Stan Pinegar, president of Duke Energy Indiana, said, “Duke Energy is leading the industry’s biggest clean energy transformation nationwide, and exploring technologies such as this is important work to help get us there. Nuclear provides reliable energy and can complement other carbon-free energy sources, such as solar and wind. As the largest regulated nuclear plant operator in the nation, we have more than 50 years of experience with safe, reliable operations. We can share that experience with one of America’s premiere engineering schools to see what this technology could do for its campus as well as the state.”
Officials have said an SMR at Purdue could power not only the campus but also provide electricity to Indiana’s power grid, which as recently as 2020 received more than half its energy from coal-fired generation, according to the U.S. Energy Information Administration (EIA). The EIA said Indiana ranked third among states—behind only Texas and Missouri—in consumption of coal in 2020.
Several coal-fired plants have closed in the state in recent years, with more scheduled to be shuttered in the next few years, despite efforts by state lawmakers to prop up the coal industry. Lawmakers earlier this year, though, supported a measure to adopt rules around the use of SMRs.
‘Practical and Affordable’

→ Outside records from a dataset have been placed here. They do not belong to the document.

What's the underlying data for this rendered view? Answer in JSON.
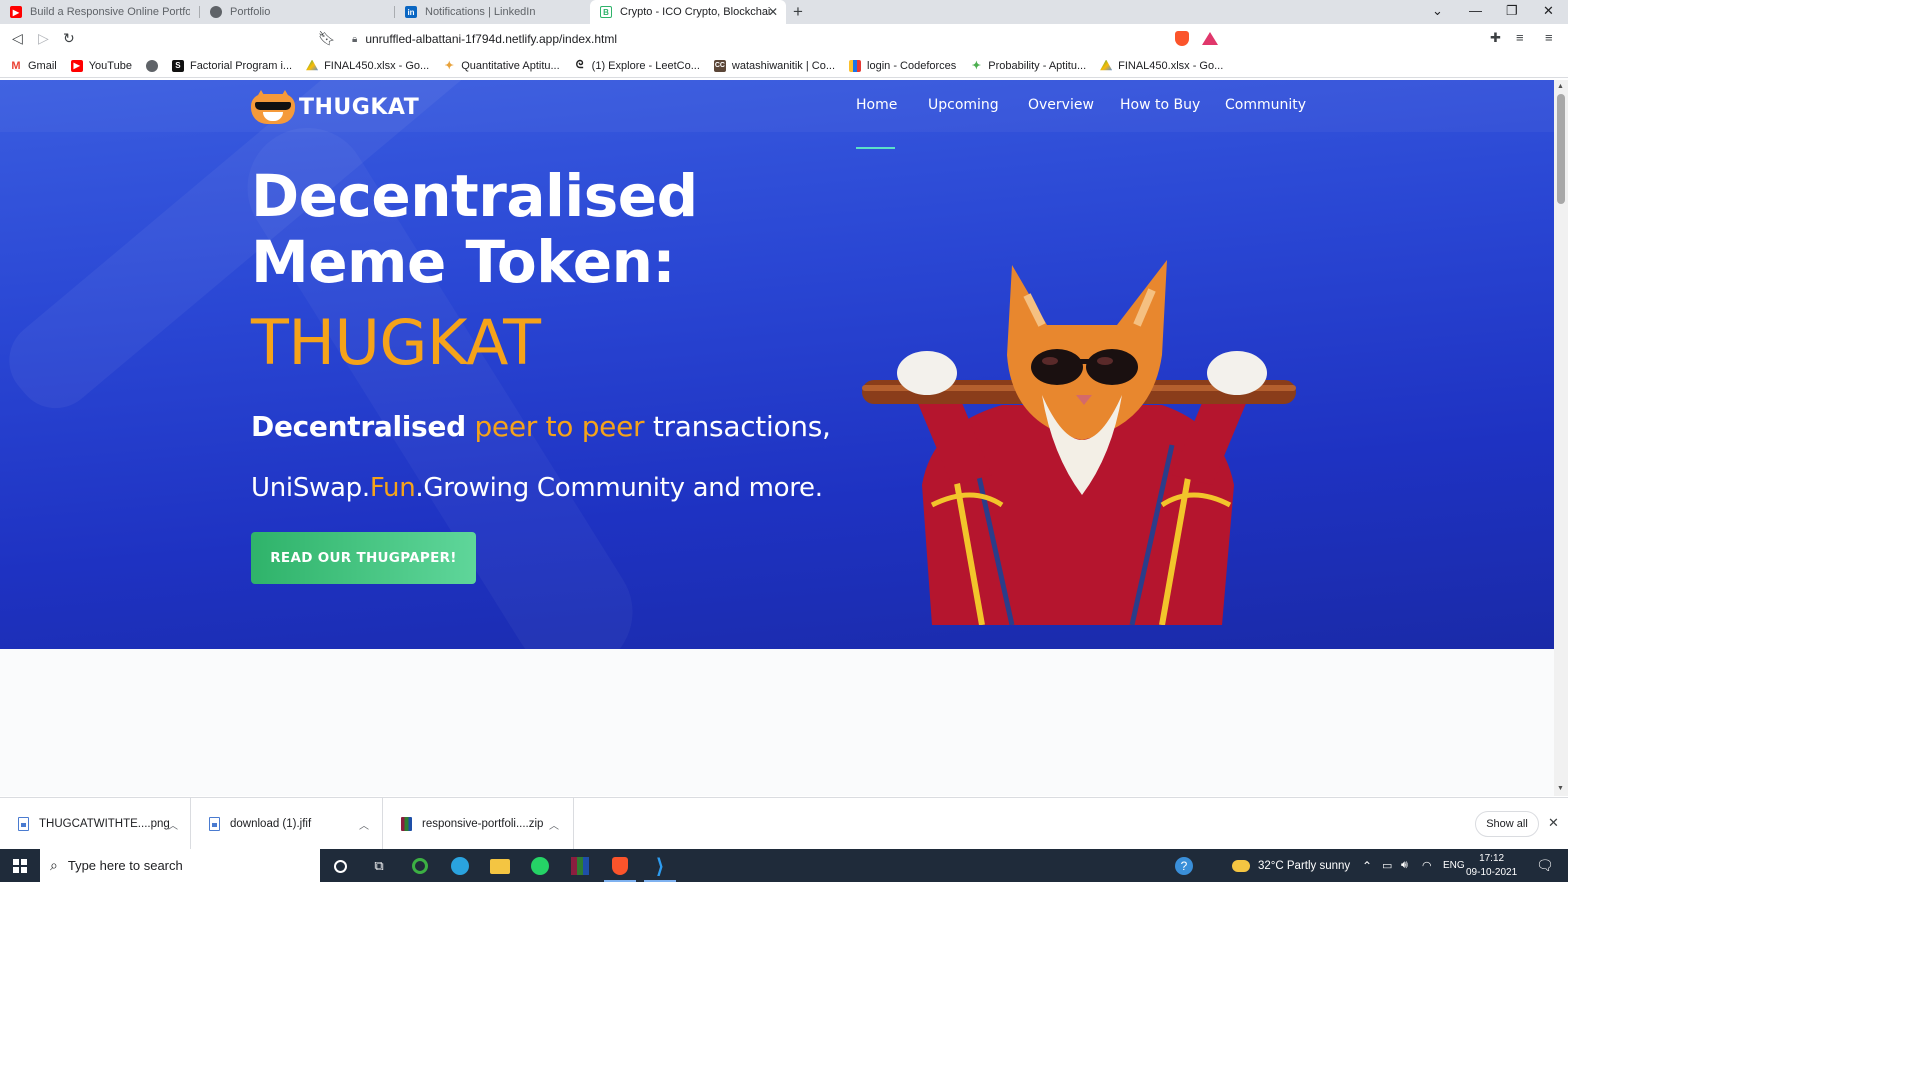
{
  "browser": {
    "tabs": [
      {
        "title": "Build a Responsive Online Portfolio fro",
        "favicon": "youtube-icon",
        "color": "#ff0000",
        "active": false
      },
      {
        "title": "Portfolio",
        "favicon": "globe-icon",
        "color": "#5f6368",
        "active": false
      },
      {
        "title": "Notifications | LinkedIn",
        "favicon": "linkedin-icon",
        "color": "#0a66c2",
        "active": false
      },
      {
        "title": "Crypto - ICO Crypto, Blockchain & ",
        "favicon": "bootstrap-icon",
        "color": "#7952b3",
        "active": true
      }
    ],
    "url": "unruffled-albattani-1f794d.netlify.app/index.html",
    "bookmarks": [
      {
        "label": "Gmail",
        "icon": "gmail-icon",
        "color": "#ea4335"
      },
      {
        "label": "YouTube",
        "icon": "youtube-icon",
        "color": "#ff0000"
      },
      {
        "label": "",
        "icon": "globe-icon",
        "color": "#5f6368"
      },
      {
        "label": "Factorial Program i...",
        "icon": "s-icon",
        "color": "#111111"
      },
      {
        "label": "FINAL450.xlsx - Go...",
        "icon": "drive-icon",
        "color": "#fbbc04"
      },
      {
        "label": "Quantitative Aptitu...",
        "icon": "aptitude-icon",
        "color": "#e8a23a"
      },
      {
        "label": "(1) Explore - LeetCo...",
        "icon": "leetcode-icon",
        "color": "#e7a41f"
      },
      {
        "label": "watashiwanitik | Co...",
        "icon": "codechef-icon",
        "color": "#5b4638"
      },
      {
        "label": "login - Codeforces",
        "icon": "codeforces-icon",
        "color": "#1a73e8"
      },
      {
        "label": "Probability - Aptitu...",
        "icon": "aptitude-icon",
        "color": "#4caf50"
      },
      {
        "label": "FINAL450.xlsx - Go...",
        "icon": "drive-icon",
        "color": "#fbbc04"
      }
    ]
  },
  "site": {
    "logo_text": "THUGKAT",
    "nav": [
      "Home",
      "Upcoming",
      "Overview",
      "How to Buy",
      "Community"
    ],
    "active_nav": "Home",
    "headline_line1": "Decentralised",
    "headline_line2": "Meme Token:",
    "headline_line3": "THUGKAT",
    "sub1_part1": "Decentralised",
    "sub1_part2": "peer to peer",
    "sub1_part3": "transactions,",
    "sub2_part1": "UniSwap.",
    "sub2_part2": "Fun",
    "sub2_part3": ".Growing Community and more.",
    "cta_label": "READ OUR THUGPAPER!",
    "colors": {
      "accent": "#f5a31a",
      "cta": "#3fbf7a",
      "hero": "#2a47d4",
      "nav_underline": "#5ce0c8"
    }
  },
  "downloads": {
    "items": [
      {
        "name": "THUGCATWITHTE....png",
        "icon": "image-file-icon"
      },
      {
        "name": "download (1).jfif",
        "icon": "image-file-icon"
      },
      {
        "name": "responsive-portfoli....zip",
        "icon": "winrar-icon"
      }
    ],
    "show_all": "Show all"
  },
  "taskbar": {
    "search_placeholder": "Type here to search",
    "weather": "32°C  Partly sunny",
    "language": "ENG",
    "time": "17:12",
    "date": "09-10-2021"
  }
}
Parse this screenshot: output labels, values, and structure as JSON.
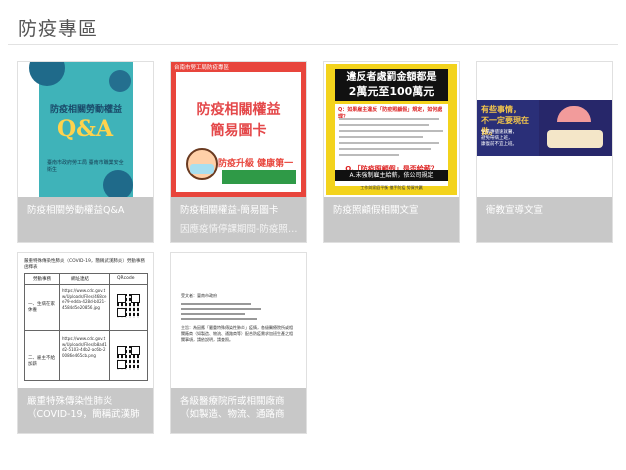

Michael B. Cline, Purdue’s senior vice president for administrative operations, said, “This effort provides a timely opportunity for Purdue to work with our partners to explore whether nuclear energy can be a practical and affordable option to meet our long-term needs.”
Purdue already is considered a leader in developing SMR technology, including the prefabrication of modules. Purdue researchers have pioneered, developed, and verified the steel-plate composite construction used in SMRs at the on-campus Bowen Laboratory through the Center for Structural Engineering and Nuclear Power Plants.
Amit Varma, Purdue’s Karl H. Kettelhut professor of Civil Engineering and director of the Bowen Laboratory of Large-Scale CE Research, said, “Steel-plate composite technology is fundamental to successfully deploying SMRs within budget and on schedule. We have the world’s pre-eminent team and facilities to conduct the testing, analysis, design, and construction demonstration to actualize the potential of this technology.”
Officials on Wednesday said a series of meetings and joint studies about the SMR project will begin in the next few weeks, as part of the school’s sustainability plan.
Duke Energy, headquartered in Charlotte, North Carolina, operates the largest regulated nuclear fleet in the U.S., with 11 reactors at six plant sites in North Carolina and South Carolina. The utility’s nuclear plants have total power generation capacity of about 11 GW.
—Darrell Proctor is a senior associate editor for POWER (@POWERmagazine).